2. On trial of an indictment for an assault and battery, a jury trial was waived and the court, by request, found the facts and declared the law arising thereon; Held, that such a procedure is not warranted by law, and the case will be remanded for trial.
( State v. Moss, 2 Jones, 66, cited and approved).
INDICTMENT for an assault and battery, tried at Spring Term, 1883, of STOKES Superior Court, before Graves, J.
Attorney-General, for the State.
No counsel for the defendant.
The assault is charged to have been committed with a deadly weapon. The defendant pleaded not guilty and former conviction.
A jury trial was waived, and the court was requested to find the facts, and they were found by the court to be as follows:
The defendant, within the last two years, assaulted Alexander Golding (named in the indictment) above the left eye, inflicting two wounds a half inch long, and cutting to the bone, which wounds had the appearance of being made with the knuckles of a man's hand; and in consequence of said wounds, the eye of said Golding was greatly swollen, so that he could not see out of it for three days. It was further found that there was no deadly weapon, and that within six months after said assault, a justice of the peace took final jurisdiction of the matter, and tried and convicted the defendant.

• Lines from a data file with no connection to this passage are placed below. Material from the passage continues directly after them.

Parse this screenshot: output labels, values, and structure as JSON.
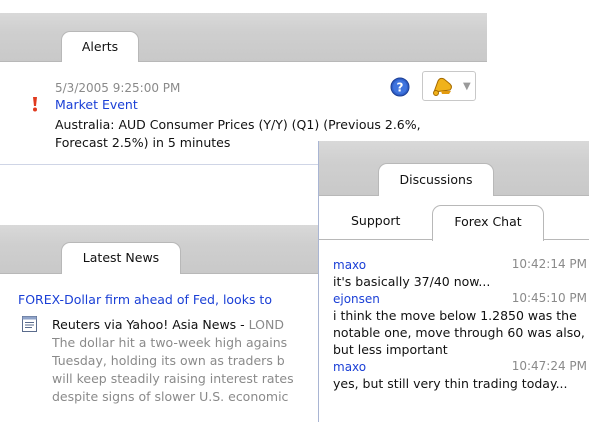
{
  "alerts": {
    "tab_label": "Alerts",
    "timestamp": "5/3/2005 9:25:00 PM",
    "event_title": "Market Event",
    "event_text": "Australia: AUD Consumer Prices (Y/Y) (Q1) (Previous 2.6%, Forecast 2.5%) in 5 minutes",
    "icons": {
      "priority": "exclamation-icon",
      "help": "help-icon",
      "alert_button": "bell-icon"
    }
  },
  "news": {
    "tab_label": "Latest News",
    "headline": "FOREX-Dollar firm ahead of Fed, looks to",
    "source": "Reuters via Yahoo! Asia News - ",
    "body_lines": [
      "LOND",
      "The dollar hit a two-week high agains",
      "Tuesday, holding its own as traders b",
      "will keep steadily raising interest rates",
      "despite signs of slower U.S. economic"
    ]
  },
  "discussions": {
    "tab_label": "Discussions",
    "subtabs": {
      "support": "Support",
      "forex_chat": "Forex Chat"
    },
    "messages": [
      {
        "user": "maxo",
        "time": "10:42:14 PM",
        "text": "it's basically 37/40 now..."
      },
      {
        "user": "ejonsen",
        "time": "10:45:10 PM",
        "text": "i think the move below 1.2850 was the notable one, move through 60 was also, but less important"
      },
      {
        "user": "maxo",
        "time": "10:47:24 PM",
        "text": "yes, but still very thin trading today..."
      }
    ]
  },
  "colors": {
    "link_blue": "#1a3fd6",
    "muted_gray": "#8a8a8a",
    "tab_bar_gray": "#cfcfcf"
  }
}
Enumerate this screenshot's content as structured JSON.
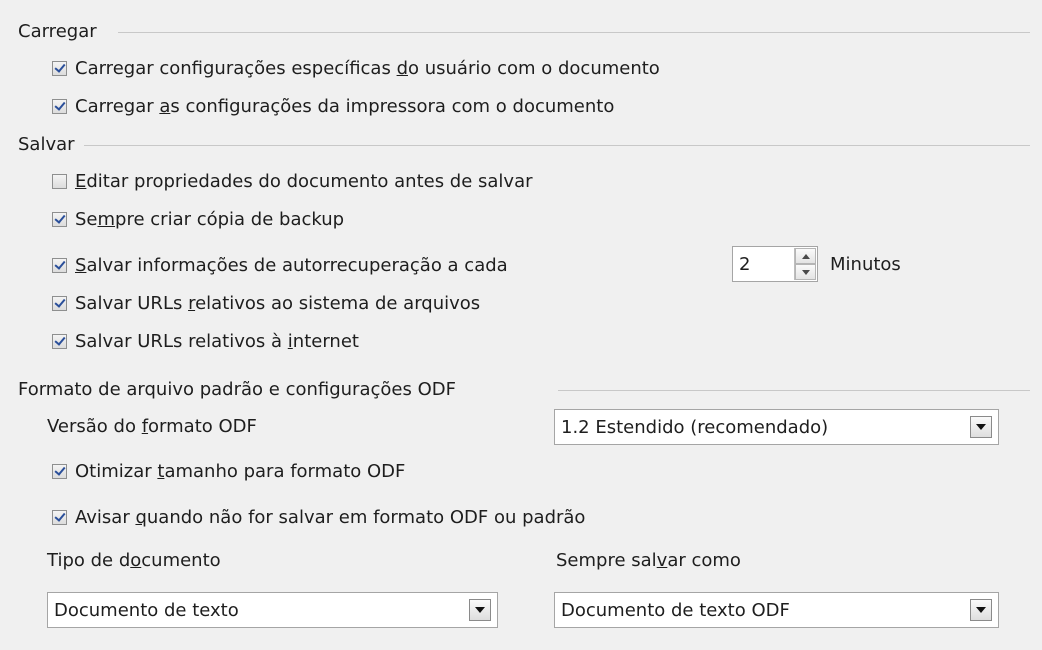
{
  "load": {
    "title": "Carregar",
    "user_settings": {
      "pre": "Carregar configurações específicas ",
      "key": "d",
      "post": "o usuário com o documento",
      "checked": true
    },
    "printer_settings": {
      "pre": "Carregar ",
      "key": "a",
      "post": "s configurações da impressora com o documento",
      "checked": true
    }
  },
  "save": {
    "title": "Salvar",
    "edit_props": {
      "pre": "",
      "key": "E",
      "post": "ditar propriedades do documento antes de salvar",
      "checked": false
    },
    "backup": {
      "pre": "Se",
      "key": "m",
      "post": "pre criar cópia de backup",
      "checked": true
    },
    "autorecovery": {
      "pre": "",
      "key": "S",
      "post": "alvar informações de autorrecuperação a cada",
      "checked": true,
      "minutes_value": "2",
      "minutes_label": "Minutos"
    },
    "relative_fs": {
      "pre": "Salvar URLs ",
      "key": "r",
      "post": "elativos ao sistema de arquivos",
      "checked": true
    },
    "relative_web": {
      "pre": "Salvar URLs relativos à ",
      "key": "i",
      "post": "nternet",
      "checked": true
    }
  },
  "format": {
    "title": "Formato de arquivo padrão e configurações ODF",
    "odf_version_label": {
      "pre": "Versão do ",
      "key": "f",
      "post": "ormato ODF"
    },
    "odf_version_value": "1.2 Estendido (recomendado)",
    "optimize": {
      "pre": "Otimizar ",
      "key": "t",
      "post": "amanho para formato ODF",
      "checked": true
    },
    "warn": {
      "pre": "Avisar ",
      "key": "q",
      "post": "uando não for salvar em formato ODF ou padrão",
      "checked": true
    },
    "doc_type_label": {
      "pre": "Tipo de d",
      "key": "o",
      "post": "cumento"
    },
    "doc_type_value": "Documento de texto",
    "always_save_label": {
      "pre": "Sempre sal",
      "key": "v",
      "post": "ar como"
    },
    "always_save_value": "Documento de texto ODF"
  }
}
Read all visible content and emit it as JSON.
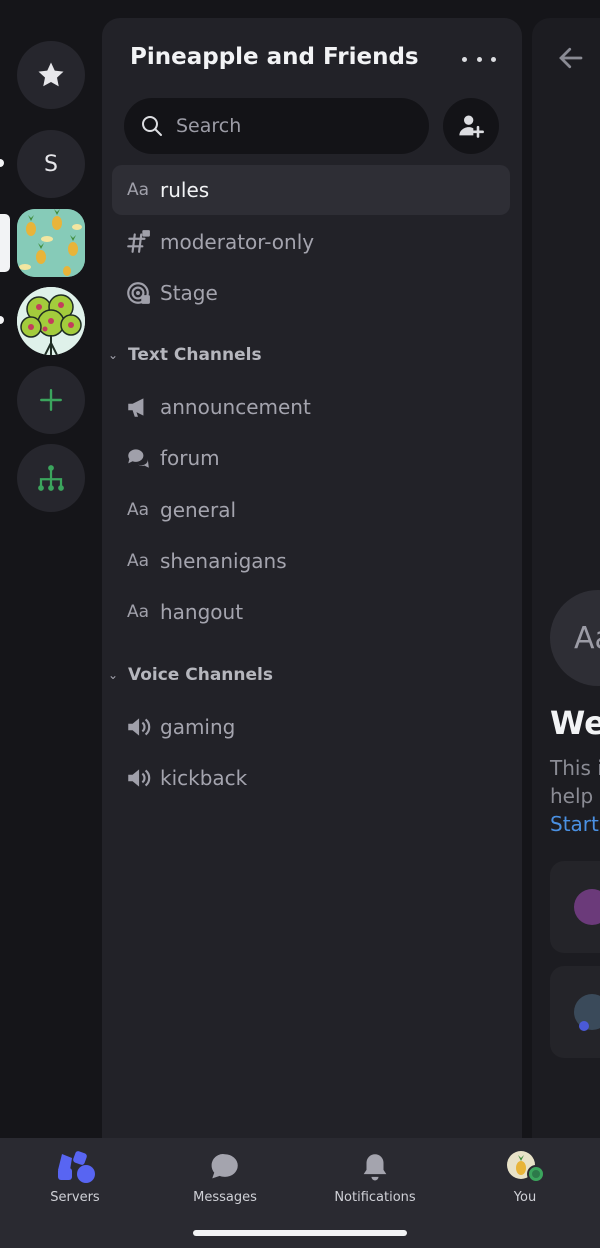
{
  "server_name": "Pineapple and Friends",
  "search": {
    "placeholder": "Search"
  },
  "rail": {
    "dm_initial": "S"
  },
  "channels_top": [
    {
      "label": "rules",
      "icon": "rules-icon",
      "active": true
    },
    {
      "label": "moderator-only",
      "icon": "locked-hash-icon"
    },
    {
      "label": "Stage",
      "icon": "stage-icon"
    }
  ],
  "categories": [
    {
      "label": "Text Channels",
      "channels": [
        {
          "label": "announcement",
          "icon": "megaphone-icon"
        },
        {
          "label": "forum",
          "icon": "forum-icon"
        },
        {
          "label": "general",
          "icon": "rules-icon"
        },
        {
          "label": "shenanigans",
          "icon": "rules-icon"
        },
        {
          "label": "hangout",
          "icon": "rules-icon"
        }
      ]
    },
    {
      "label": "Voice Channels",
      "channels": [
        {
          "label": "gaming",
          "icon": "voice-icon"
        },
        {
          "label": "kickback",
          "icon": "voice-icon"
        }
      ]
    }
  ],
  "peek": {
    "avatar_text": "Aa",
    "title": "We",
    "line1": "This i",
    "line2": "help y",
    "link": "Start"
  },
  "nav": [
    {
      "label": "Servers"
    },
    {
      "label": "Messages"
    },
    {
      "label": "Notifications"
    },
    {
      "label": "You"
    }
  ],
  "colors": {
    "accent": "#5865f2",
    "green": "#3ba55d",
    "link": "#4a90e2"
  }
}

Upon these facts it was agreed that if in law the defendant is guilty, then there should be a verdict of guilty; but if in law he is not guilty, then there should be a verdict of not guilty.
The court, being of opinion that the defendant was guilty, and that the court had jurisdiction, and the justice of the peace had no jurisdiction because of the serious injury done, directed a verdict of guilty to be entered.

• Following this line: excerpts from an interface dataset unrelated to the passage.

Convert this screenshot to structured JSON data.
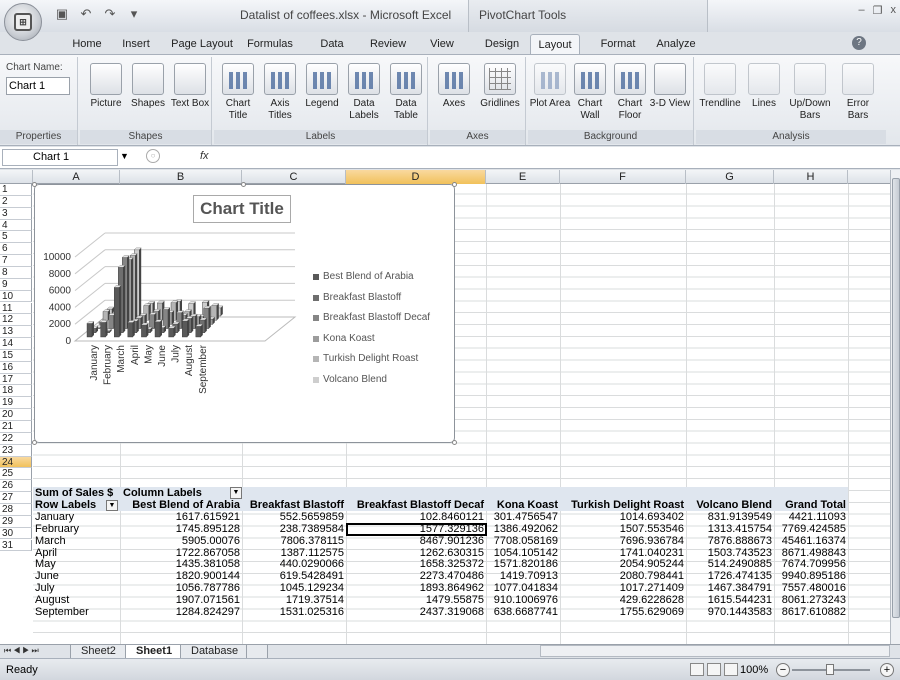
{
  "window": {
    "title": "Datalist of coffees.xlsx - Microsoft Excel",
    "context_header": "PivotChart Tools"
  },
  "tabs": [
    {
      "label": "Home"
    },
    {
      "label": "Insert"
    },
    {
      "label": "Page Layout"
    },
    {
      "label": "Formulas"
    },
    {
      "label": "Data"
    },
    {
      "label": "Review"
    },
    {
      "label": "View"
    },
    {
      "label": "Design"
    },
    {
      "label": "Layout"
    },
    {
      "label": "Format"
    },
    {
      "label": "Analyze"
    }
  ],
  "ribbon": {
    "chart_name_label": "Chart Name:",
    "chart_name_value": "Chart 1",
    "groups": {
      "properties": "Properties",
      "shapes": "Shapes",
      "labels": "Labels",
      "axes": "Axes",
      "background": "Background",
      "analysis": "Analysis"
    },
    "buttons": {
      "picture": "Picture",
      "shapes": "Shapes",
      "text_box": "Text Box",
      "chart_title": "Chart Title",
      "axis_titles": "Axis Titles",
      "legend": "Legend",
      "data_labels": "Data Labels",
      "data_table": "Data Table",
      "axes": "Axes",
      "gridlines": "Gridlines",
      "plot_area": "Plot Area",
      "chart_wall": "Chart Wall",
      "chart_floor": "Chart Floor",
      "rotation": "3-D View",
      "trendline": "Trendline",
      "lines": "Lines",
      "updown_bars": "Up/Down Bars",
      "error_bars": "Error Bars"
    }
  },
  "formula_bar": {
    "name_box": "Chart 1",
    "fx": "fx",
    "value": ""
  },
  "columns": [
    "A",
    "B",
    "C",
    "D",
    "E",
    "F",
    "G",
    "H"
  ],
  "rows": [
    "1",
    "2",
    "3",
    "4",
    "5",
    "6",
    "7",
    "8",
    "9",
    "10",
    "11",
    "12",
    "13",
    "14",
    "15",
    "16",
    "17",
    "18",
    "19",
    "20",
    "21",
    "22",
    "23",
    "24",
    "25",
    "26",
    "27",
    "28",
    "29",
    "30",
    "31"
  ],
  "chart": {
    "title": "Chart Title",
    "y_ticks": [
      "10000",
      "8000",
      "6000",
      "4000",
      "2000",
      "0"
    ],
    "x_labels": [
      "January",
      "February",
      "March",
      "April",
      "May",
      "June",
      "July",
      "August",
      "September"
    ],
    "legend": [
      {
        "name": "Best Blend of Arabia",
        "color": "#595959"
      },
      {
        "name": "Breakfast Blastoff",
        "color": "#6e6e6e"
      },
      {
        "name": "Breakfast Blastoff Decaf",
        "color": "#858585"
      },
      {
        "name": "Kona Koast",
        "color": "#9c9c9c"
      },
      {
        "name": "Turkish Delight Roast",
        "color": "#b5b5b5"
      },
      {
        "name": "Volcano Blend",
        "color": "#cecece"
      }
    ]
  },
  "chart_data": {
    "type": "bar",
    "title": "Chart Title",
    "categories": [
      "January",
      "February",
      "March",
      "April",
      "May",
      "June",
      "July",
      "August",
      "September"
    ],
    "ylim": [
      0,
      10000
    ],
    "series": [
      {
        "name": "Best Blend of Arabia",
        "values": [
          1617.615921,
          1745.895128,
          5905.00076,
          1722.867058,
          1435.381058,
          1820.900144,
          1056.787786,
          1907.071561,
          1284.824297
        ]
      },
      {
        "name": "Breakfast Blastoff",
        "values": [
          552.5659859,
          238.7389584,
          7806.378115,
          1387.112575,
          440.0290066,
          619.5428491,
          1045.129234,
          1719.37514,
          1531.025316
        ]
      },
      {
        "name": "Breakfast Blastoff Decaf",
        "values": [
          102.8460121,
          1577.329136,
          8467.901236,
          1262.630315,
          1658.325372,
          2273.470486,
          1893.864962,
          1479.55875,
          2437.319068
        ]
      },
      {
        "name": "Kona Koast",
        "values": [
          301.4756547,
          1386.492062,
          7708.058169,
          1054.105142,
          1571.820186,
          1419.70913,
          1077.041834,
          910.1006976,
          638.6687741
        ]
      },
      {
        "name": "Turkish Delight Roast",
        "values": [
          1014.693402,
          1507.553546,
          7696.936784,
          1741.040231,
          2054.905244,
          2080.798441,
          1017.271409,
          429.6228628,
          1755.629069
        ]
      },
      {
        "name": "Volcano Blend",
        "values": [
          831.9139549,
          1313.415754,
          7876.888673,
          1503.743523,
          514.2490885,
          1726.474135,
          1467.384791,
          1615.544231,
          970.1443583
        ]
      }
    ]
  },
  "pivot": {
    "r21": {
      "a": "Sum of Sales $",
      "b": "Column Labels"
    },
    "header": [
      "Row Labels",
      "Best Blend of Arabia",
      "Breakfast Blastoff",
      "Breakfast Blastoff Decaf",
      "Kona Koast",
      "Turkish Delight Roast",
      "Volcano Blend",
      "Grand Total"
    ],
    "rows": [
      [
        "January",
        "1617.615921",
        "552.5659859",
        "102.8460121",
        "301.4756547",
        "1014.693402",
        "831.9139549",
        "4421.11093"
      ],
      [
        "February",
        "1745.895128",
        "238.7389584",
        "1577.329136",
        "1386.492062",
        "1507.553546",
        "1313.415754",
        "7769.424585"
      ],
      [
        "March",
        "5905.00076",
        "7806.378115",
        "8467.901236",
        "7708.058169",
        "7696.936784",
        "7876.888673",
        "45461.16374"
      ],
      [
        "April",
        "1722.867058",
        "1387.112575",
        "1262.630315",
        "1054.105142",
        "1741.040231",
        "1503.743523",
        "8671.498843"
      ],
      [
        "May",
        "1435.381058",
        "440.0290066",
        "1658.325372",
        "1571.820186",
        "2054.905244",
        "514.2490885",
        "7674.709956"
      ],
      [
        "June",
        "1820.900144",
        "619.5428491",
        "2273.470486",
        "1419.70913",
        "2080.798441",
        "1726.474135",
        "9940.895186"
      ],
      [
        "July",
        "1056.787786",
        "1045.129234",
        "1893.864962",
        "1077.041834",
        "1017.271409",
        "1467.384791",
        "7557.480016"
      ],
      [
        "August",
        "1907.071561",
        "1719.37514",
        "1479.55875",
        "910.1006976",
        "429.6228628",
        "1615.544231",
        "8061.273243"
      ],
      [
        "September",
        "1284.824297",
        "1531.025316",
        "2437.319068",
        "638.6687741",
        "1755.629069",
        "970.1443583",
        "8617.610882"
      ]
    ]
  },
  "sheet_tabs": [
    "Sheet2",
    "Sheet1",
    "Database"
  ],
  "status": {
    "ready": "Ready",
    "zoom": "100%"
  }
}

Thereupon the defendant moved in arrest of judgment for defects in the indictment, and especially that the bill did not set out that there was serious injury done, and did charge that the assault was made with a deadly weapon to the jurors unknown, and omitted any name or description of such weapon. The motion was sustained; judgment arrested; appeal by the state solicitor.
It is a fundamental principle of the common law, declared in "Magna Charta," and again in our Bill of Rights, that "no person shall be convicted of any crime but by the unanimous verdict of a jury of good and lawful men in open court." Art. I, § 13. The only exception to this is, where the legislature may provide other means of trial for petty misdemeanors with the right of appeal — Proviso in same section. This is not one of the petty misdemeanors embraced in the proviso; and if it was, no such means of trial as that adopted in this case has been provided by the legislature. The court here has undertaken to serve in the double capacity of judge and jury, and try the defendant without a jury, which it had no authority to do, even with the consent of the prisoner. 1 Bish. Cr. Law, § 759.
The action of the court in this respect was in violation of the constitution, and in subversion of a fundamental principle of the common law. State v. Moss, 2 Jones, 66.
There is error. The case must be remanded to the superior court of Stokes county, that it may be proceeded with by a jury trial according to the regular practice of the court.
Error. Reversed and remanded.